[Source material Boundary: Start]
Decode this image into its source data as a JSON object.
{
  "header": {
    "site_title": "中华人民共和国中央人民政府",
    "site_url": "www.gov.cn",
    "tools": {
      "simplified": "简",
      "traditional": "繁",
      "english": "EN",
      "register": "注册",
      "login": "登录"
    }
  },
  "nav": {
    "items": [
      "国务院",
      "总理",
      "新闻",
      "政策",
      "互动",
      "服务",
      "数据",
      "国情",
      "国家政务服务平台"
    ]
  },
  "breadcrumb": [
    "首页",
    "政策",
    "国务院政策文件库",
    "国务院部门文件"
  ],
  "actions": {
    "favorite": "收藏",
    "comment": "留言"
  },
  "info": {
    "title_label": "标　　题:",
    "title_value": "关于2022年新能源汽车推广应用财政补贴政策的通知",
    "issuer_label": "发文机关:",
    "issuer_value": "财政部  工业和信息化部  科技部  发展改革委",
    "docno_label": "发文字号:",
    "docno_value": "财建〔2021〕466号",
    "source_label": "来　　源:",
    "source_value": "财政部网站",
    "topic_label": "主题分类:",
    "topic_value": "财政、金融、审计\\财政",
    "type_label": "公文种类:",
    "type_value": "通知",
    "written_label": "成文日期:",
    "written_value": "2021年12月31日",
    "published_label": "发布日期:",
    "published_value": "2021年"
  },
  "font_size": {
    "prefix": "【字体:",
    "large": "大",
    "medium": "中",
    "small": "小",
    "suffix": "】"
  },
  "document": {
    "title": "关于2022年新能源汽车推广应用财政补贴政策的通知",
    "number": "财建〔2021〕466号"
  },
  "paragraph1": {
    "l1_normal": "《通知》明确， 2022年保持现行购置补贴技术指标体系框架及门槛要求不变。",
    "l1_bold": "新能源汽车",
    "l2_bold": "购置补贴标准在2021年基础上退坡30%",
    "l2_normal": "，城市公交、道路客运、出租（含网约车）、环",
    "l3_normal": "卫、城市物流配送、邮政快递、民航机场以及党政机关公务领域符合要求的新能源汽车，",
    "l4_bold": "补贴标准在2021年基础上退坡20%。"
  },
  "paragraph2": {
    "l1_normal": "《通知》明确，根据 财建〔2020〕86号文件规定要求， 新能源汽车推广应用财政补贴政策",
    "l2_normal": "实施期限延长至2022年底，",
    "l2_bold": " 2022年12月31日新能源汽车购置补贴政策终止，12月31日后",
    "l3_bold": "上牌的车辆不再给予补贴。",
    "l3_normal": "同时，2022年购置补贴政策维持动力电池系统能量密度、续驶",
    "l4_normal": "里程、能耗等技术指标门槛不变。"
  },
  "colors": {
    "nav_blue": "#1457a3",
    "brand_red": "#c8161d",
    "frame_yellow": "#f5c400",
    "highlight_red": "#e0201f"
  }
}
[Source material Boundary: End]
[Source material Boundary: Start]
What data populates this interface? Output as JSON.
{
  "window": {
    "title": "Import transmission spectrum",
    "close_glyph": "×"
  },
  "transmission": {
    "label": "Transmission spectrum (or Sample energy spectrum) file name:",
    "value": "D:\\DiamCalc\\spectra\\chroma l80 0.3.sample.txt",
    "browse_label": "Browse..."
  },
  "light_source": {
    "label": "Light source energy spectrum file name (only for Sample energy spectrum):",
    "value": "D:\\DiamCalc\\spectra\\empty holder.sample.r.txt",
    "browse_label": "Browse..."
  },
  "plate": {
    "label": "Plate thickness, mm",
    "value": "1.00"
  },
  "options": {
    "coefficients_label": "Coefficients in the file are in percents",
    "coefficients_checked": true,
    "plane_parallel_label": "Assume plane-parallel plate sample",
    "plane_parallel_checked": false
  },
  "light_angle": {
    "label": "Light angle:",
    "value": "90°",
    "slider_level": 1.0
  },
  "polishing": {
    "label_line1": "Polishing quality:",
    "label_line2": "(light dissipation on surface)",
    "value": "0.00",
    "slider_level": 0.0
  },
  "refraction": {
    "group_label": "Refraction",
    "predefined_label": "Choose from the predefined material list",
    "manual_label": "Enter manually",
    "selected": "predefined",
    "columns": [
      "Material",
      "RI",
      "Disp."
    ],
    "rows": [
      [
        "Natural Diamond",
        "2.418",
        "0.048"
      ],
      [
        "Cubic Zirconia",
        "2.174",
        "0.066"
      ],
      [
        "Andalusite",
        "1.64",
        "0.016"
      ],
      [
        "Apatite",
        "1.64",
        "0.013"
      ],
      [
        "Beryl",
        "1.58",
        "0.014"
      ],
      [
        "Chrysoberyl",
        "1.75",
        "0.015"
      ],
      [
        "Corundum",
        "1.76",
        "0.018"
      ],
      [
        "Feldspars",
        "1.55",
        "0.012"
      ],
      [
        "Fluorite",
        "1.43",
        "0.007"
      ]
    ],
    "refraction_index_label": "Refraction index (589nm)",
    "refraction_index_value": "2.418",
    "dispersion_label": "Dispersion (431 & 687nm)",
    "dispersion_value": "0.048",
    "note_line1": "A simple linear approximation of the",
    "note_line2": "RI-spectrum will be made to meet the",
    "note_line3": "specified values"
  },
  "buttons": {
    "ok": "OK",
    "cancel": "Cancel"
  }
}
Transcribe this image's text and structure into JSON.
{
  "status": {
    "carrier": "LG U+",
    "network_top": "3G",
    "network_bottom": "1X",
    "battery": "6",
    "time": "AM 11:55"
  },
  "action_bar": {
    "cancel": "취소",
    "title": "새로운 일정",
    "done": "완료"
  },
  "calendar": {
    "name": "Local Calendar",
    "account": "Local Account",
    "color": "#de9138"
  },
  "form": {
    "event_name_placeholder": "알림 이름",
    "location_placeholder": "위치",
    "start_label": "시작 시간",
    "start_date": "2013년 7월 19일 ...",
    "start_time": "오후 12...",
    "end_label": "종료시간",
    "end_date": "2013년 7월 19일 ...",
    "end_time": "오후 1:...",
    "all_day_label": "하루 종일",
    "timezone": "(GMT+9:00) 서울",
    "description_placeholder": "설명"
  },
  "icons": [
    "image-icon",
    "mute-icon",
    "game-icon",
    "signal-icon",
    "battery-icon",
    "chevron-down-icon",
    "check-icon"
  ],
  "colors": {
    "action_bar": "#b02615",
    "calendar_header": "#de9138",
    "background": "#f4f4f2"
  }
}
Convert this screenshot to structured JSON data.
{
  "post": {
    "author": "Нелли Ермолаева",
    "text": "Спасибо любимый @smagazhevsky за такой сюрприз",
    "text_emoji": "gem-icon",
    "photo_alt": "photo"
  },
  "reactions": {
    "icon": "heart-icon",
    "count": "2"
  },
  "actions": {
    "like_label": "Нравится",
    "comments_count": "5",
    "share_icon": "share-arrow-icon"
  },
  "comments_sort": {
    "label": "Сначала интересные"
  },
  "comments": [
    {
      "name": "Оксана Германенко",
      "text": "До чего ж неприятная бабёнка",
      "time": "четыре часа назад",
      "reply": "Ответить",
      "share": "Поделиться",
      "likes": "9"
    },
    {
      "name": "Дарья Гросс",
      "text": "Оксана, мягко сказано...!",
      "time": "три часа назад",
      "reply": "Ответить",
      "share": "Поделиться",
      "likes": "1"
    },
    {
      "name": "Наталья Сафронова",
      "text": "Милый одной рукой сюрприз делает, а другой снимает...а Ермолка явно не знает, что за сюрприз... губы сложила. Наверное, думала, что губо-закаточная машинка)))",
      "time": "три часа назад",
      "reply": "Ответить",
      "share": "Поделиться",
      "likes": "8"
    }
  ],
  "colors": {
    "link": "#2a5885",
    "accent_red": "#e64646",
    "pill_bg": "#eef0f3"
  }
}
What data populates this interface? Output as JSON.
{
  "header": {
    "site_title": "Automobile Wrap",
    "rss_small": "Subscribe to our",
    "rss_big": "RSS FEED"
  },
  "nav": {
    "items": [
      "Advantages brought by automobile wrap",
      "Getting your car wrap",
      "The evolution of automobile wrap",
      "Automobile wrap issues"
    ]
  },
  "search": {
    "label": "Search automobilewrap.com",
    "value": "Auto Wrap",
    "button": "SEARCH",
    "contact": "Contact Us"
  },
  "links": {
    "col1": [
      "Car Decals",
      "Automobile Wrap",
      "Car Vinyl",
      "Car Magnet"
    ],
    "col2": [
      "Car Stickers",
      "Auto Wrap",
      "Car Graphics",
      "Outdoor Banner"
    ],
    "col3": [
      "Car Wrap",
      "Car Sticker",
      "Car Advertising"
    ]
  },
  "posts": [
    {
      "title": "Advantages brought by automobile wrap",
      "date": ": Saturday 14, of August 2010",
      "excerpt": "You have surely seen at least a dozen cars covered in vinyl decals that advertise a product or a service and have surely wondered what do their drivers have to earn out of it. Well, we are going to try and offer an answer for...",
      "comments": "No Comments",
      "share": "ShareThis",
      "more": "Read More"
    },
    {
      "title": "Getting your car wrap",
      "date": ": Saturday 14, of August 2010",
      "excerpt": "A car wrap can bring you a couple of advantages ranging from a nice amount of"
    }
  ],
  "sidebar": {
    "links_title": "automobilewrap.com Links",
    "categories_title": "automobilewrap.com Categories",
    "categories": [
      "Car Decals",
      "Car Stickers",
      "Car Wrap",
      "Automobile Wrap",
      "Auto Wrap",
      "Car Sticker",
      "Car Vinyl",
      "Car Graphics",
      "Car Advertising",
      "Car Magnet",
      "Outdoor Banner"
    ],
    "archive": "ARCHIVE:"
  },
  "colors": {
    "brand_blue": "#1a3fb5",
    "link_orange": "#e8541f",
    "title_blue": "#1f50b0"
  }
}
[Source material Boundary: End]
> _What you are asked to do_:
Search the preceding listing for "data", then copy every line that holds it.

> _Problem solution_:
Decode this image into its source data as a JSON object.
What data populates this interface? Output as JSON.
Convert this screenshot to structured JSON data.
What data populates this interface? Output as JSON.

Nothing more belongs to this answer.